The 4.0 inline six in our Wagoneer is original and carries all of the quirks of the original Renault influenced design, including the well-known RENIX (Renault/Bendix) engine management system as well as a very difficult closed loop pressurized cooling system.  While many folks in the Jeep world cannot stand either of these items, we have yet have any issues with the RENIX system or the cooling.


Our Wagoneer is an original Colorado vehicle and had been owned by the second owners since 1991.  Aside from some faded paint and peeling clear coat, the body and interior are pretty well preserved.  There is not a spot of rust anywhere.  The Asin-Warner AW-4 4 speed automatic shifts perfectly and the inline six still pulls very strong with tons of low end torque even with nearly 170,000 miles.
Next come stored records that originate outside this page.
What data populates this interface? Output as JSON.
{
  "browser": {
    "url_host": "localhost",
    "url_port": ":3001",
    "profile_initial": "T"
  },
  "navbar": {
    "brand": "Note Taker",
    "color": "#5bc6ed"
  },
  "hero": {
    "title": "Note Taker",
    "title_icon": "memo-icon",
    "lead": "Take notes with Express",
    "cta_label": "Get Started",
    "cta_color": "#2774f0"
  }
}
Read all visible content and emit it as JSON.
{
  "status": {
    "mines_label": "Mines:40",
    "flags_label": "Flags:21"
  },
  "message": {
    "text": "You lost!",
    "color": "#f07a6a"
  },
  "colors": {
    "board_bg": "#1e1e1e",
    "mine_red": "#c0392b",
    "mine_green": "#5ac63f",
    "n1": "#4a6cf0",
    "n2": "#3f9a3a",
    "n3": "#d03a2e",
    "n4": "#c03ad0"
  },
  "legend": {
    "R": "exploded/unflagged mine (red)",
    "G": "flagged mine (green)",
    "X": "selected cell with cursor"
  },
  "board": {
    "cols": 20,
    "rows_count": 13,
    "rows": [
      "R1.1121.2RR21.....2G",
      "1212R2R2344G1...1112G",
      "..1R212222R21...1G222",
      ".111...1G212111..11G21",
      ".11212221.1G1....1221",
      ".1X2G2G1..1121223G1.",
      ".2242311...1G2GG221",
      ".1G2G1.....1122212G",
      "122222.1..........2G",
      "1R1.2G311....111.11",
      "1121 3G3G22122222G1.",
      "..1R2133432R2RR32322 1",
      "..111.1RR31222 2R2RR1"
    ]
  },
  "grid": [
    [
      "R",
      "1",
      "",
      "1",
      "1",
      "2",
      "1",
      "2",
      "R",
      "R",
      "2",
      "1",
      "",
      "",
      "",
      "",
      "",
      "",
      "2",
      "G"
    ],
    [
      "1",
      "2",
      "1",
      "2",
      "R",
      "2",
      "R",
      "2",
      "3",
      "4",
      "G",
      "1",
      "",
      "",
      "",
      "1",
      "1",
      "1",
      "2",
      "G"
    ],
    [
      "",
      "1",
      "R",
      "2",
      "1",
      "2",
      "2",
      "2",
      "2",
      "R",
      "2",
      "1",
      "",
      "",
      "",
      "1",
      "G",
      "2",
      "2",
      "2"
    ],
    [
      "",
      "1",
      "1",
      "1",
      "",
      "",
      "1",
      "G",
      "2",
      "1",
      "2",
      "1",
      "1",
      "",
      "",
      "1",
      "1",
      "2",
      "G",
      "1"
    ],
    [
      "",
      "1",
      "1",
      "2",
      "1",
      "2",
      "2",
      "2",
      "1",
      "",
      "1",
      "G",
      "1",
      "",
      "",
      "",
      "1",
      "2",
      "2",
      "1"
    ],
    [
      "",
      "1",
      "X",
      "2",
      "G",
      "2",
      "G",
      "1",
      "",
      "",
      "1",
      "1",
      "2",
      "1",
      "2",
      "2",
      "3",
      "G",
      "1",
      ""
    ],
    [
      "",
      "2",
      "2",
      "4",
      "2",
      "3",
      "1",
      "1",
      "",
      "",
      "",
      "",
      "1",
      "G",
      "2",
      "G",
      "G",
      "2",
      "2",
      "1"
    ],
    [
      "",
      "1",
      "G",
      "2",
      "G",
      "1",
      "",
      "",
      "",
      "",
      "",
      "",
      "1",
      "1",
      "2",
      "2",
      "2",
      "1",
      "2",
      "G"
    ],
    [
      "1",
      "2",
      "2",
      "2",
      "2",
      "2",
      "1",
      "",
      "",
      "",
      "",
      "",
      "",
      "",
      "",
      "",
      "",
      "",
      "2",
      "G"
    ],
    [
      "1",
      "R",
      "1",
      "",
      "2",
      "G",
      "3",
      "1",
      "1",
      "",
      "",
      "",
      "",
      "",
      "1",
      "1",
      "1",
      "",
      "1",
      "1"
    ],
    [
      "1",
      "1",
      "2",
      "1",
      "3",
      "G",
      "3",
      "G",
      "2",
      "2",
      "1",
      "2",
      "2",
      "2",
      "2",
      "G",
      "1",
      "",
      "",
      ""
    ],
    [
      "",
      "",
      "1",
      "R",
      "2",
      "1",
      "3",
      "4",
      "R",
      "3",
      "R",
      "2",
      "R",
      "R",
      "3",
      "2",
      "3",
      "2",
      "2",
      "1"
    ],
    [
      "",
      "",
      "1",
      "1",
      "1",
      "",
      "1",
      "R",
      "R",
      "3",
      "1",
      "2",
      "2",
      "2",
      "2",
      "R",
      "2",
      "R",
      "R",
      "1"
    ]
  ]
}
Our Wagoneer also has the advanced for the times NP242 Selec-Trac transfer case.  This transfer case allows for either full-time 4wheel drive on dry surfaces, or part time 4-wheel drive in snow or mud.  The transfer case also has a 4-low option for low speed crawling.  This technology seems archaic now but in 1989, it was a pretty unique feature.


For the last 2 years, the Wagoneer has served as a reliable albeit gas guzzling daily driver.  However, on the weekends, the Jeep was ready for play, spending plenty of time shuttling us to various far flung mountain bike trail heads across the southwest.


As a road trip and camping vehicle, the Wagoneer is truly in it’s element.  It’s a comfortable and competent highway cruiser.  And when the going get’s dusty, muddy, rocky or snowy, it turns into a competent off roader.


Most recently, Robyn and I completed a 1,600 mile camping/off-roading/mountain biking road trip through Colorado, Utah, and New Mexico.


On desert back roads, the Wagoneer really feels at home.  In 4-low it will crawl up and over obstacles you wouldn’t imagine a bone stock old suburbanite grocery-getter would be capable of handling.


Although the Jeep has never let us down, it does have almost 170,000 miles on it and I have had to do my fair share of work to keep it driveable.  Early in the vehicle’s life with us, I had to replace the valve cover gasket which was pouring oil and the entire cooling system which was leaking profusely.  I’ve also replaced almost the entire brake system and the starter motor.  Most recently, the power steering pump has started squealing like a stuck pig and leaking from the return line.  That and the 26 year old suspension will be getting replaced later this summer.


Overall our Jeep Wagoneer has been one of our favorite vehicles.  Though it is in no way pristine, we have had multiple people leave notes on the windshield asking us to contact them if we should decide to sell. Maybe we would someday, but for now, we intend to enjoy it awhile longer.


Recently, the Jeep has gone into a semi-retirement as Robyn and I have purchased a low mileage Subaru Outback to take over responsibilities as a daily driver.  Going forward, we hope to use the Wagoneer for our regular trips to the southwestern deserts as well as for exploring Colorado’s endless mining roads.  We hope to keep the old Wagoneer in the family for years to come.